Within this material, find every line where the string "Ctrl" appears, and copy it out.
____
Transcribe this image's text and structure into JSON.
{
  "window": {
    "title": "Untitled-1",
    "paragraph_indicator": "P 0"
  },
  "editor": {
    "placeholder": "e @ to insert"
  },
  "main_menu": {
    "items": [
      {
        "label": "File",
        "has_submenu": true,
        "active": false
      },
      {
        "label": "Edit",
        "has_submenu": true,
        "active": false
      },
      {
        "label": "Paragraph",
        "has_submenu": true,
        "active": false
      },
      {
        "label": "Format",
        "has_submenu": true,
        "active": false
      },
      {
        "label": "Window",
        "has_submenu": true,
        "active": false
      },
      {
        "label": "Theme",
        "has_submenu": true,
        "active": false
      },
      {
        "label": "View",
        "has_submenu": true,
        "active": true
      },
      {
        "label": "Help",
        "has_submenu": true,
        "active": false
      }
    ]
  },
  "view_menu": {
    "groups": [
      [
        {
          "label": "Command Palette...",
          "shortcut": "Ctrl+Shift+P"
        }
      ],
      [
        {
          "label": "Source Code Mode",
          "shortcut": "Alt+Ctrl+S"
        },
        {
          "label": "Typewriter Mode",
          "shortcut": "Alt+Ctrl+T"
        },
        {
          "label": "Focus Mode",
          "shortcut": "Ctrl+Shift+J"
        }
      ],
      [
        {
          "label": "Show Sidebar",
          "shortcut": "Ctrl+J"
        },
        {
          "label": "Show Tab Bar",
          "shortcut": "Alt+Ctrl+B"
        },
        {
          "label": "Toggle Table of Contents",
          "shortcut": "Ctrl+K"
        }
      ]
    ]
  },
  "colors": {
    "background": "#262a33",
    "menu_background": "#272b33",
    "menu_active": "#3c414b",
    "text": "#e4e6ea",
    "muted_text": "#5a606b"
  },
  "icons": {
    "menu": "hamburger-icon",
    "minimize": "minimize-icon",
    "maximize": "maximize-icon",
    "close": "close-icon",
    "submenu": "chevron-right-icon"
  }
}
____
Result for this task -
          "shortcut": "Ctrl+Shift+P"
          "shortcut": "Alt+Ctrl+S"
          "shortcut": "Alt+Ctrl+T"
          "shortcut": "Ctrl+Shift+J"
          "shortcut": "Ctrl+J"
          "shortcut": "Alt+Ctrl+B"
          "shortcut": "Ctrl+K"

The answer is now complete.